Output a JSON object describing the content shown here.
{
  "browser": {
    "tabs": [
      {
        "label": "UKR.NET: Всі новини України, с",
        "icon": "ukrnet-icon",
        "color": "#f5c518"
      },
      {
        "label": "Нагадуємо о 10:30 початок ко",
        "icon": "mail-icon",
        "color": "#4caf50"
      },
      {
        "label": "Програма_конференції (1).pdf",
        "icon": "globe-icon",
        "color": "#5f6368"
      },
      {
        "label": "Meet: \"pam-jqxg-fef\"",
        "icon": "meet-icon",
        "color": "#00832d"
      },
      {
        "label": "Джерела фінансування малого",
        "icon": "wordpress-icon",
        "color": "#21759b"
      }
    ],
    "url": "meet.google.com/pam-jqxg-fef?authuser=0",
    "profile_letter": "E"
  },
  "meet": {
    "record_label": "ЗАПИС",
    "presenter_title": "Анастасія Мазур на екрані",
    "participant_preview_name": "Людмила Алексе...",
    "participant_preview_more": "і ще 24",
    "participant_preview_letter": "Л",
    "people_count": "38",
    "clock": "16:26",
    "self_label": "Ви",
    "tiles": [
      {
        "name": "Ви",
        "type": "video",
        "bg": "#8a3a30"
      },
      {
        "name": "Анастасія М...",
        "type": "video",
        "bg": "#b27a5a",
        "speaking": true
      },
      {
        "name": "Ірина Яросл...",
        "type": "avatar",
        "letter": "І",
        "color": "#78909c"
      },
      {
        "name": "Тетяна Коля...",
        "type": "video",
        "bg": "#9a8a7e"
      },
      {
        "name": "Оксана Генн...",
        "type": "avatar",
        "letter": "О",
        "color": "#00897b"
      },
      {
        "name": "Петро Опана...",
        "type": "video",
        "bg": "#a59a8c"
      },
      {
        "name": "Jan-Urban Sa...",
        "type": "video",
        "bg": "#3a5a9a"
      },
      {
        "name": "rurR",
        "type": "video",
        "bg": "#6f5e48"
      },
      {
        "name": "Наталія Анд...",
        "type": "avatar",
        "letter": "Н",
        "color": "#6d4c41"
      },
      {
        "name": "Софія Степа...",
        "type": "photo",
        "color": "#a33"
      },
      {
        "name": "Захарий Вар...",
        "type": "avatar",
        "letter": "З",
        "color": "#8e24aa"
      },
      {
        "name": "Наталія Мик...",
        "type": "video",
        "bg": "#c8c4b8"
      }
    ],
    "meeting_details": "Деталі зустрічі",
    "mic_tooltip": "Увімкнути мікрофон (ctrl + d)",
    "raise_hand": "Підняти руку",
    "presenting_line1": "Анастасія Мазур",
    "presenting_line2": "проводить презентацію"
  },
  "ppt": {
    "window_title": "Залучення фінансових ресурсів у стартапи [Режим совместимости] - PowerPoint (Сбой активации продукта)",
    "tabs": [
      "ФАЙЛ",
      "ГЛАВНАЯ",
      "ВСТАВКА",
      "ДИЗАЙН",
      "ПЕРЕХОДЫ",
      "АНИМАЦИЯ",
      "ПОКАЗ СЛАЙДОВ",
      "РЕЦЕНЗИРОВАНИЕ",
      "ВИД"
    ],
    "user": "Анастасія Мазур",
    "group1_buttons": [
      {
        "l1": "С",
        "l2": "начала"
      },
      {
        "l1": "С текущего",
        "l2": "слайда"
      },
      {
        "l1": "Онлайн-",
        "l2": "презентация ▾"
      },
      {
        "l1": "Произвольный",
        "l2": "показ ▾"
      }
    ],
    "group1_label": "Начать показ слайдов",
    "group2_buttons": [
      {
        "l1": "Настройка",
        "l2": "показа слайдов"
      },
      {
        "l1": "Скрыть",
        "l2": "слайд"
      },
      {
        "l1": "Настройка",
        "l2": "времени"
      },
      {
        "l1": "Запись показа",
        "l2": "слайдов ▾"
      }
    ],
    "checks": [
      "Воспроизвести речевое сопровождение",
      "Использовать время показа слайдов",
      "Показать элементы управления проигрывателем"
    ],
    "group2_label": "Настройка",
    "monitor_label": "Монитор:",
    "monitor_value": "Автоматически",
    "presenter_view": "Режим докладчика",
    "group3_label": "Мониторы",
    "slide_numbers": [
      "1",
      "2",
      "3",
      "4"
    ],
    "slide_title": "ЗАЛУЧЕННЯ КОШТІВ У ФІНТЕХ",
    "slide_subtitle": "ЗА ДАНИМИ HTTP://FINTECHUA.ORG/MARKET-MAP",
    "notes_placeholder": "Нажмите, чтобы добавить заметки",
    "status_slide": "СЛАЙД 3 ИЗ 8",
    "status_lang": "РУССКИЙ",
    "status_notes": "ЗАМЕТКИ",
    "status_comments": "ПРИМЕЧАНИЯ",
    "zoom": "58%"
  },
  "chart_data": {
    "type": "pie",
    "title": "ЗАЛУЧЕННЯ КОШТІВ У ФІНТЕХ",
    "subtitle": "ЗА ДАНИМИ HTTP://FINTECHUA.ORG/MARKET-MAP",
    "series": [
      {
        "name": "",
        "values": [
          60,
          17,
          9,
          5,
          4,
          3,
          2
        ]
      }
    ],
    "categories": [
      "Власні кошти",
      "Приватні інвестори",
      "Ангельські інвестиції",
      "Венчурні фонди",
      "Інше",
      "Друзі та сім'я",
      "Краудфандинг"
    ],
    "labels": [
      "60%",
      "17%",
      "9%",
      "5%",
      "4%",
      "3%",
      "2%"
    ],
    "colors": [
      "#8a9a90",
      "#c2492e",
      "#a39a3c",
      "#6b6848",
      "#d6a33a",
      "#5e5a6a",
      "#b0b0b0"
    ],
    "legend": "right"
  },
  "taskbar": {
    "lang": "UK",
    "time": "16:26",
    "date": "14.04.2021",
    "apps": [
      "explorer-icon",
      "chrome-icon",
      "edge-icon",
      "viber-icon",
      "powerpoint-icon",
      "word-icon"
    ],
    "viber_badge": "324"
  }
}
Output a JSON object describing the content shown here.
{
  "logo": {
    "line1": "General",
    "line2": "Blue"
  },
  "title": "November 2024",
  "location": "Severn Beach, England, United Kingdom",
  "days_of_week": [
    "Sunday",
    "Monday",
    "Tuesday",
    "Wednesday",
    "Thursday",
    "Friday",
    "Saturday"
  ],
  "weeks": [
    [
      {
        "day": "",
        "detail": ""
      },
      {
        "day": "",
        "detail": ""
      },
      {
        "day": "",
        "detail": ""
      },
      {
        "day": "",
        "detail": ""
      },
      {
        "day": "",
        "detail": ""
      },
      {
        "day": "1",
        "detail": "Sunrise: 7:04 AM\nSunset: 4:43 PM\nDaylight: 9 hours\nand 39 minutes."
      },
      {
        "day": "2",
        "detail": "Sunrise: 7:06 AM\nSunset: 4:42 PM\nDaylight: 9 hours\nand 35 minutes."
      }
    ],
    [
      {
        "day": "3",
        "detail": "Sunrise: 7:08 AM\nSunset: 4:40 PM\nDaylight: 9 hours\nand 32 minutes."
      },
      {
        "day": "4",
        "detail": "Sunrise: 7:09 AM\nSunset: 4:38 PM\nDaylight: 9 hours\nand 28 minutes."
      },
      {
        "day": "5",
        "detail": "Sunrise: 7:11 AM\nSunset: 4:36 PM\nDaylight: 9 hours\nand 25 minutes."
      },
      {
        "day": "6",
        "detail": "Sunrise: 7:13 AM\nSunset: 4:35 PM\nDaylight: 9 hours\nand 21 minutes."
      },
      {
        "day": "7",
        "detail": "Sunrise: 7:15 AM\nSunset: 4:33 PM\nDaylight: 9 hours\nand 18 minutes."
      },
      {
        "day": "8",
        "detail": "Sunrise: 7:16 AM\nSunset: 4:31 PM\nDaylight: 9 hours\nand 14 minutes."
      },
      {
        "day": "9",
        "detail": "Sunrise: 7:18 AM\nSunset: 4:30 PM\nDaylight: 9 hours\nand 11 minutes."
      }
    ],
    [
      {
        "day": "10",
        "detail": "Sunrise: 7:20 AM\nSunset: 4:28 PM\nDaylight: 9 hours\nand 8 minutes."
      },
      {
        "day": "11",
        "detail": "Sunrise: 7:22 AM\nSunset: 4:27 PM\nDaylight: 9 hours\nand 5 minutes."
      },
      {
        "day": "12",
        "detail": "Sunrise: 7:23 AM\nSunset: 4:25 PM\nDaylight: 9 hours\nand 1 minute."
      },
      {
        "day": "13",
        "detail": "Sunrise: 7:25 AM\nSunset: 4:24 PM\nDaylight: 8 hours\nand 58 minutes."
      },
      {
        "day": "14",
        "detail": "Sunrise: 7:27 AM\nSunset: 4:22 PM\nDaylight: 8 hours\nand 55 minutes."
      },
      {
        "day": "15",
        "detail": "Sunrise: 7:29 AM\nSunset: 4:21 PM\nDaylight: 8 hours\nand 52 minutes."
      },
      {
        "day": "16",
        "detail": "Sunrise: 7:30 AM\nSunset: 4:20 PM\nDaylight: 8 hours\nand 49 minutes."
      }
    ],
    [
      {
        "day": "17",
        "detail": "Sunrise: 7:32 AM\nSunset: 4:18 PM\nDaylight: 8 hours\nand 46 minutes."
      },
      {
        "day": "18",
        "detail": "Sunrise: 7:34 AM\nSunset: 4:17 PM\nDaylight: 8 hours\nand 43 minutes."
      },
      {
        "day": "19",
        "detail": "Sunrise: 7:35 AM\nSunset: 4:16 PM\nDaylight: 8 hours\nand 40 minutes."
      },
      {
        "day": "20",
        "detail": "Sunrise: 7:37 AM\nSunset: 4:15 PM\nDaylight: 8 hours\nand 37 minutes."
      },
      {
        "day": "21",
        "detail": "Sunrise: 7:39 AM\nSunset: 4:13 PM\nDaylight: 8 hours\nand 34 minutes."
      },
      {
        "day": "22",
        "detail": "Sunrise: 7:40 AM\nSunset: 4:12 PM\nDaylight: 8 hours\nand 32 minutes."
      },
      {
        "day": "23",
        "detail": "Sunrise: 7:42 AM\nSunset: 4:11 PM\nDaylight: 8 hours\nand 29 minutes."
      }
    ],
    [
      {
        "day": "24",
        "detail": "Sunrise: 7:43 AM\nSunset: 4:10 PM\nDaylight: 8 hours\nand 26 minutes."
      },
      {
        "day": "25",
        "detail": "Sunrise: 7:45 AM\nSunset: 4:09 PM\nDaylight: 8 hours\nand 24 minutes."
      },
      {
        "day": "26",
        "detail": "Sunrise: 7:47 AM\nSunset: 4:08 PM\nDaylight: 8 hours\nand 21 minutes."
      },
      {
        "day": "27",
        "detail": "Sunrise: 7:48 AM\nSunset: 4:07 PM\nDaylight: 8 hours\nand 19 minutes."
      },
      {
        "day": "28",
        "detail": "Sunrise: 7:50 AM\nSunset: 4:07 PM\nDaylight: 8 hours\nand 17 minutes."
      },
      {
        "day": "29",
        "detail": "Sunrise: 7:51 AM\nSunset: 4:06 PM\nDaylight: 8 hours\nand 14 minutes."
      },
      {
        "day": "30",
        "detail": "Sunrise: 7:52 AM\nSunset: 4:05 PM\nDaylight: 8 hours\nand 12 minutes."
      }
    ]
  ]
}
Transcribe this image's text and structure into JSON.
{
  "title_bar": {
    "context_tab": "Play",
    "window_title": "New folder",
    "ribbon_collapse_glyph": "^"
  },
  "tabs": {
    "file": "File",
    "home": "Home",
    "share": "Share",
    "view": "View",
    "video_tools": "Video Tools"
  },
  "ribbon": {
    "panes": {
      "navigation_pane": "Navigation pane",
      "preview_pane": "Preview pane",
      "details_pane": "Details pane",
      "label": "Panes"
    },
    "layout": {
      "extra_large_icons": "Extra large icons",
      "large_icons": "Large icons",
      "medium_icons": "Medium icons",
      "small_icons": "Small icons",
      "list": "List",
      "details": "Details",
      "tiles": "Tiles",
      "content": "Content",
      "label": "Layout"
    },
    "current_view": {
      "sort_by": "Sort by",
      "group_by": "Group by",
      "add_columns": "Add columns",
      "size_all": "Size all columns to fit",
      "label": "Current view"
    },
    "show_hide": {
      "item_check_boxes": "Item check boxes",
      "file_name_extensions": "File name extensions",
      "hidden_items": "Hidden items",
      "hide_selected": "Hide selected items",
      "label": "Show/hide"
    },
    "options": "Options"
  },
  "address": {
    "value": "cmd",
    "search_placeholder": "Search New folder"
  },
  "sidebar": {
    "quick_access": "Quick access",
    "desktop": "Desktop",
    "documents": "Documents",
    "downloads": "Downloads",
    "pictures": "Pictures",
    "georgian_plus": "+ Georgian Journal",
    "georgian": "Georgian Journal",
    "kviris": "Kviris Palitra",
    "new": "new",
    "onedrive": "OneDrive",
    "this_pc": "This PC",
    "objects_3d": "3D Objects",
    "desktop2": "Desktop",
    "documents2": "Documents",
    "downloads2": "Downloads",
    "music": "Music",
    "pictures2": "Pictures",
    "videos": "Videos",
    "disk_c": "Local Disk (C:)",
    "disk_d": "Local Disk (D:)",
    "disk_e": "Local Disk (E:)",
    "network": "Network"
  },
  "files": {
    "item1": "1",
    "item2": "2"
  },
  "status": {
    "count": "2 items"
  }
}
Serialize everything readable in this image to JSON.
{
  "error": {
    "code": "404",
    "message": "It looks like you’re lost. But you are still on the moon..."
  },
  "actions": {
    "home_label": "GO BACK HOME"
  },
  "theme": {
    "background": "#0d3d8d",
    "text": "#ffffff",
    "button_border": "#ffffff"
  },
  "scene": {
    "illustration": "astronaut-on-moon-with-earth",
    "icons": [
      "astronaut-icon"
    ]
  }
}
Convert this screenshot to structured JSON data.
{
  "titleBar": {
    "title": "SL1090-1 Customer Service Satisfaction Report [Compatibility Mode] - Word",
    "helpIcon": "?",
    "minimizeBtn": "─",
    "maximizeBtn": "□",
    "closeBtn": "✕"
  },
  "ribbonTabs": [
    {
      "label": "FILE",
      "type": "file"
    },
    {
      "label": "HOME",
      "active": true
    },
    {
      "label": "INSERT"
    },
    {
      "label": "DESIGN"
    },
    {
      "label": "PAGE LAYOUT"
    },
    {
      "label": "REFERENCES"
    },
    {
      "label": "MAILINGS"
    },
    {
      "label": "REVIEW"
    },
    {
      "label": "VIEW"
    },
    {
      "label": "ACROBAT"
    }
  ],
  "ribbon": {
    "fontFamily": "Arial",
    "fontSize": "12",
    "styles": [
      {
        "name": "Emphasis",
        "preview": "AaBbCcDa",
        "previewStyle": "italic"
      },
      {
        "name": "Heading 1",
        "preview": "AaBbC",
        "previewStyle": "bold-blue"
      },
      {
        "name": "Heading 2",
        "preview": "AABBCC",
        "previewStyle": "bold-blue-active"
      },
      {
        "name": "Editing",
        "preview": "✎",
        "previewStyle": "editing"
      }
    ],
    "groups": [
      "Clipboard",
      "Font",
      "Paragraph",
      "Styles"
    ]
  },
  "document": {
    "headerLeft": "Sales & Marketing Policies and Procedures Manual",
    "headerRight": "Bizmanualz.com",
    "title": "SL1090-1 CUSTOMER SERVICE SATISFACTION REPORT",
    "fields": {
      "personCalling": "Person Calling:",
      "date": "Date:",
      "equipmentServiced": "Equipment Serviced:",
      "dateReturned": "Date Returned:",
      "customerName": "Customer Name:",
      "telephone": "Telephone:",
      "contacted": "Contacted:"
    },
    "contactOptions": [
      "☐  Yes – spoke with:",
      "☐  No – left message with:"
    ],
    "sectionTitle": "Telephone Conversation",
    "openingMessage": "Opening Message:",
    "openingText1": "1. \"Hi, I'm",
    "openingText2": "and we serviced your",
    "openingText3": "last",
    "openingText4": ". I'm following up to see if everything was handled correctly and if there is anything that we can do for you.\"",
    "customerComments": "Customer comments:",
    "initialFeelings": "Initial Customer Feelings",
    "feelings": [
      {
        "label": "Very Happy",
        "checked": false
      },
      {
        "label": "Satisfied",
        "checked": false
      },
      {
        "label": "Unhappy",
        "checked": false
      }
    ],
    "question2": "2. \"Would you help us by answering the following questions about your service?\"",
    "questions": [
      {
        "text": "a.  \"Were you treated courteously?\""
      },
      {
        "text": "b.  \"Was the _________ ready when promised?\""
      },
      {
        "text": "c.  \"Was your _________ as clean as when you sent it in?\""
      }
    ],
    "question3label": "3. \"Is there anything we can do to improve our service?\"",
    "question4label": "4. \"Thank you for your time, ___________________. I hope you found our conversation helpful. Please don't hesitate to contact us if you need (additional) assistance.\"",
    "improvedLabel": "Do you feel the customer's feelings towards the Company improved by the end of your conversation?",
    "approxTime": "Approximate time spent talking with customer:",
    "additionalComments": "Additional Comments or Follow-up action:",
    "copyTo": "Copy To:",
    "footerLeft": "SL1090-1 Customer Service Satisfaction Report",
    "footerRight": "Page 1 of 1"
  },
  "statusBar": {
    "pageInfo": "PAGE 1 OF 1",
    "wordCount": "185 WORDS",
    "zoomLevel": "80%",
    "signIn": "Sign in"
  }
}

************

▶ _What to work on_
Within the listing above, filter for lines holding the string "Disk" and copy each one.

▶ _Solution to this task_
    "disk_c": "Local Disk (C:)",
    "disk_d": "Local Disk (D:)",
    "disk_e": "Local Disk (E:)",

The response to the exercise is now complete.